Participants with a higher MedDiet adherence had enough EPA (eicosapentaenoic acid) and DHA (docosahexaenoic acid), which are essential for the development of the fetus, especially the brain and eyes.

Most notably, the EVOO in MedDiet supplements mono- and polyunsaturated fatty acids (MUFAs and PUFAs) such as oleic, alpha-linolenic and linoleic acids.


According to the authors, this is the first study to directly assess whether adherence to a healthy MedDiet is associated with adequate intake of micronutrients (and macronutrients) per dose recommended for pregnancy.

They indicated a direct relationship between nutritional status and adherence to the pregnancy-adapted MedDiet diet.

Although it is an easy-to-follow diet, some nutritional requirements are difficult to meet only with the MedDiet Diet, including in high-income countries. Thus, many of the pregnant females in the study group were deficient in multiple micronutrients, particularly vitamin D and B9, iron and calcium.

However, higher adherence to the MedDiet regimen decreased the proportion of participants who had lower micronutrient intakes (without supplementation) for iron, calcium, folic acid, magnesium, and vitamin C.

These associations remained significant even after adjusting for potential confounding factors, such as age, educational level, and pre-pregnancy BMI, to name a few.

In conclusion, the pregnancy-adapted MedDiet should be promoted as a cost-effective public health strategy in individualized nutritional counseling of pregnant women.

And with little or no financial cost, it can help avoid multiple challenges associated with pregnancy, such as maternal weight gain, nutrient deficiencies, and other complications.

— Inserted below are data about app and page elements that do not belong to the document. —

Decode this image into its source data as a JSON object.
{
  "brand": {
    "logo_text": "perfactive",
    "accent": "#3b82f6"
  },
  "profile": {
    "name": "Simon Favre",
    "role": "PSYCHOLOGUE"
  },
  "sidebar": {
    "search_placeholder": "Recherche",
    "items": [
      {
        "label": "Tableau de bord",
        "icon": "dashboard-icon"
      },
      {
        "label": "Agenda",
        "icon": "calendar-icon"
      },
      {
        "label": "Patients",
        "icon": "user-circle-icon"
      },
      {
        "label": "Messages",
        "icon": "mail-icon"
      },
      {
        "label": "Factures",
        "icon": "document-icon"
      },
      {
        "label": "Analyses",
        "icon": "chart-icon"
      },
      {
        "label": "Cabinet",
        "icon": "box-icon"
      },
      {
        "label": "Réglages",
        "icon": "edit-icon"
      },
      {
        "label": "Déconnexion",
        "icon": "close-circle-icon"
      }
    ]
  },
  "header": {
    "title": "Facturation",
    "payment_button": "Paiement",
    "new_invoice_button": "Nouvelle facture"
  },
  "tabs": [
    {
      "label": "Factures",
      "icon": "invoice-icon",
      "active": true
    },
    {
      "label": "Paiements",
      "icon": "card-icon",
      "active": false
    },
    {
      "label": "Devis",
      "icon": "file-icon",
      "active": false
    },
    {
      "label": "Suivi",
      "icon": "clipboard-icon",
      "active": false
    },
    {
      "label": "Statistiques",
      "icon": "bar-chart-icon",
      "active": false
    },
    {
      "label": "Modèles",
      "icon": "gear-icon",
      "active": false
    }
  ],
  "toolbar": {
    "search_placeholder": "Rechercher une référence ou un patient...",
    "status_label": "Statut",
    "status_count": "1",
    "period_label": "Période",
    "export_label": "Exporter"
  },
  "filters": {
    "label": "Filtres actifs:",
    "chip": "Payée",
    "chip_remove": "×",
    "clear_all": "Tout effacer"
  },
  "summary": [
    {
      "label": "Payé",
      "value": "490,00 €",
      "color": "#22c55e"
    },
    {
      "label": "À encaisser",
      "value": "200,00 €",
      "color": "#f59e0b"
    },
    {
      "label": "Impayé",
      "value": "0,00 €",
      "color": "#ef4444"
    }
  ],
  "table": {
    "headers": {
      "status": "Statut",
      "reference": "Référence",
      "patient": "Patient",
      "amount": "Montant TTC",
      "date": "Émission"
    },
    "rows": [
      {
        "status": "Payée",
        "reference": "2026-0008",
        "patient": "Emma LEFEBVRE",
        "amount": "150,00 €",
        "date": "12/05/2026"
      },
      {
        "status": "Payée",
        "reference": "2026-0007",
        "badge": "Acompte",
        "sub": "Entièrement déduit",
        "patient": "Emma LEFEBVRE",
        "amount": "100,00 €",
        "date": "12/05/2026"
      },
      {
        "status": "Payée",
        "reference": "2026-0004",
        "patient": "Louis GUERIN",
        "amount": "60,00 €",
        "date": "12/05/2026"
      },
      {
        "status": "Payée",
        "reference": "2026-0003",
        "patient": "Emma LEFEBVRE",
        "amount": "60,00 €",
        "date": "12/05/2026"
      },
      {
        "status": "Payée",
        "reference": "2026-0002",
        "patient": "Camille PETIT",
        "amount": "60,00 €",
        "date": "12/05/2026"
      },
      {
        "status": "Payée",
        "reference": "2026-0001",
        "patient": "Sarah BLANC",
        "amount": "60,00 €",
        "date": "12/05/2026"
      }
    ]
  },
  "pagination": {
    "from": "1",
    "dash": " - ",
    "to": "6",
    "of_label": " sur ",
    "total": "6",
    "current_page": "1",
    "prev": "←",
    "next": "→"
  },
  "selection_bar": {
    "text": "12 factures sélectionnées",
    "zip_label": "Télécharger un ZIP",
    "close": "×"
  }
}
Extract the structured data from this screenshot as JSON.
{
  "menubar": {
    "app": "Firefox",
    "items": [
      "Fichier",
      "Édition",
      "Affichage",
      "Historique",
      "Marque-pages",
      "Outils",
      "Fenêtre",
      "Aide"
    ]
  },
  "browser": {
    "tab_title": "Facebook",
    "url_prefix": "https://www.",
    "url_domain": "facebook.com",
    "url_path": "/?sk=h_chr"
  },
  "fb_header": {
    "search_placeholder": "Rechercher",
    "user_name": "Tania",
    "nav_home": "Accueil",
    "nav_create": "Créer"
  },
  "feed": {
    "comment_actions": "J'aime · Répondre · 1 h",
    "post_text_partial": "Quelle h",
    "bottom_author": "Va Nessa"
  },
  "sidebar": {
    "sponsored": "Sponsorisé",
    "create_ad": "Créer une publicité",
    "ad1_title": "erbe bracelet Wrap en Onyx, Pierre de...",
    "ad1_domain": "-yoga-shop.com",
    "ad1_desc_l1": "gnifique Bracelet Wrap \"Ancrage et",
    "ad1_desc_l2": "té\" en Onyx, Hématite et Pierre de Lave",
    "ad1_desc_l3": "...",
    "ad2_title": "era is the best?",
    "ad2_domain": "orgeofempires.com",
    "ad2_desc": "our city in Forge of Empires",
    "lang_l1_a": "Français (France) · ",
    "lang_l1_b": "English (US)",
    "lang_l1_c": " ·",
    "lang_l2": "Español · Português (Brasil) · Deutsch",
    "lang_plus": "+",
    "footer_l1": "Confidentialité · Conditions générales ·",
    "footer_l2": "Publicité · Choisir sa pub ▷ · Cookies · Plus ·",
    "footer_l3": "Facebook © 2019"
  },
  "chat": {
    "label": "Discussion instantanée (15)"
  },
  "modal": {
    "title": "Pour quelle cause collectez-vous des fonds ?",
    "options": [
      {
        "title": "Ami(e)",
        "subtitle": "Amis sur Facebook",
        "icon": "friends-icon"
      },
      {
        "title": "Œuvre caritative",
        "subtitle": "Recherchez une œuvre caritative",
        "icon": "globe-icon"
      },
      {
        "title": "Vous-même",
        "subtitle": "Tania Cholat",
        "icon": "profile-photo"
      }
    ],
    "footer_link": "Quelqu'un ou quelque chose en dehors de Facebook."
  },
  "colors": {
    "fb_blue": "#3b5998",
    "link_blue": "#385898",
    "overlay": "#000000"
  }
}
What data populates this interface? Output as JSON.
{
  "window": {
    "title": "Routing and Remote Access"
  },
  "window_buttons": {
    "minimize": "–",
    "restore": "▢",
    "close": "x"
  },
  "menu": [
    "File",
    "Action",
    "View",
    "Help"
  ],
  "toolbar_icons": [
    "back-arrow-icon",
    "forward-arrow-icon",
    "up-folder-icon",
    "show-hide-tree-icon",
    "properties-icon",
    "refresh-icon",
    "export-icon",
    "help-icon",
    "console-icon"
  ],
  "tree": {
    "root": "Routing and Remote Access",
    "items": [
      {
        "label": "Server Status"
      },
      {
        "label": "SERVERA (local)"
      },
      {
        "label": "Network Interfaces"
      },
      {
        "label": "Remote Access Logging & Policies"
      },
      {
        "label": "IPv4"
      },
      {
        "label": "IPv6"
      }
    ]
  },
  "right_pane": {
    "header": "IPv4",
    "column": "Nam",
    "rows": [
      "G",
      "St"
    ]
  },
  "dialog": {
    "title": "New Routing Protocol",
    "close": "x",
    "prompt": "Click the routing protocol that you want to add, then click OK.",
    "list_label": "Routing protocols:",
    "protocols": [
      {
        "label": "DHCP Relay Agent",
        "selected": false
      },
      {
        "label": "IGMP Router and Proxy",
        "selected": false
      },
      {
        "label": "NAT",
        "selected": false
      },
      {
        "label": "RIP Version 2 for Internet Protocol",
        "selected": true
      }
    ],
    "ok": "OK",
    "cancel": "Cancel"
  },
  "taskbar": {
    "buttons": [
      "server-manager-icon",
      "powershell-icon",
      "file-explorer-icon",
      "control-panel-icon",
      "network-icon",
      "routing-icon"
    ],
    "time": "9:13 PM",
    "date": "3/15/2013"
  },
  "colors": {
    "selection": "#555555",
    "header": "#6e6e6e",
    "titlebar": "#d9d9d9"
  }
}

Source link

Related Articles

Leave a Reply

Your email address will not be published. Required fields are marked *

Back to top button